### Task item
Among the entries below, find the lines holding "when" and copy them.
==== Entries shown
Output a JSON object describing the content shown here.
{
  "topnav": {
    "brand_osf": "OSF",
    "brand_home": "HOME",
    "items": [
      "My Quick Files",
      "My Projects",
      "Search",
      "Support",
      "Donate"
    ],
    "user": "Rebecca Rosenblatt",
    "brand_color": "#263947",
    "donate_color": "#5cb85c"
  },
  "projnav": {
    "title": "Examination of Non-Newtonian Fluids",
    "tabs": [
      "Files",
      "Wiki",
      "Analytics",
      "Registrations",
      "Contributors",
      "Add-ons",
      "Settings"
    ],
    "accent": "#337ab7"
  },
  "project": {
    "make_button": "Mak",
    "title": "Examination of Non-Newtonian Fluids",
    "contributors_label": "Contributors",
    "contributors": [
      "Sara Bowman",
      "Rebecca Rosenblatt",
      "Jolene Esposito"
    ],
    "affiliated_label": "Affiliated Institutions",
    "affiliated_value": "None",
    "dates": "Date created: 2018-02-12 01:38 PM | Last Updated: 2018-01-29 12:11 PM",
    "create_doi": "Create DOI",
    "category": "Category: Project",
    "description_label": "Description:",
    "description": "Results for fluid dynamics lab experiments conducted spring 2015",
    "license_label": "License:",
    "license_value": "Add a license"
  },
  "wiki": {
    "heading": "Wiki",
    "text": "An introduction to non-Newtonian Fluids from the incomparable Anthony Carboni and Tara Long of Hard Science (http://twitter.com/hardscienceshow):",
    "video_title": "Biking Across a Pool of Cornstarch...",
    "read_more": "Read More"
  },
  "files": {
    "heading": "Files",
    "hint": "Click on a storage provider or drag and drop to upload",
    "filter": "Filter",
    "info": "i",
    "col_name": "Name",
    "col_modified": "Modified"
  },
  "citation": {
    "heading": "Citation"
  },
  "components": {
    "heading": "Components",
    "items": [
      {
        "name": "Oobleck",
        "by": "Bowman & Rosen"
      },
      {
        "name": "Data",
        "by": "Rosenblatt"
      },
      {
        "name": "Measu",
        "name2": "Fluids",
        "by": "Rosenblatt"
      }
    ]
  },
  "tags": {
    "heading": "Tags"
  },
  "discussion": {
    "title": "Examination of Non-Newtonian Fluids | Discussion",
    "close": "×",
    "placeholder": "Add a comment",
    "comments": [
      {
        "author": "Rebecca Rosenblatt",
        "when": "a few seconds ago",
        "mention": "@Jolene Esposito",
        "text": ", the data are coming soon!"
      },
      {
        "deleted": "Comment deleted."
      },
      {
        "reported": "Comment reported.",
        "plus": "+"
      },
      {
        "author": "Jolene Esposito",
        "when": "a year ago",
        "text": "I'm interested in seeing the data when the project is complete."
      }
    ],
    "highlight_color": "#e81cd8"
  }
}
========
### Response
        "when": "a few seconds ago",
        "when": "a year ago",
        "text": "I'm interested in seeing the data when the project is complete."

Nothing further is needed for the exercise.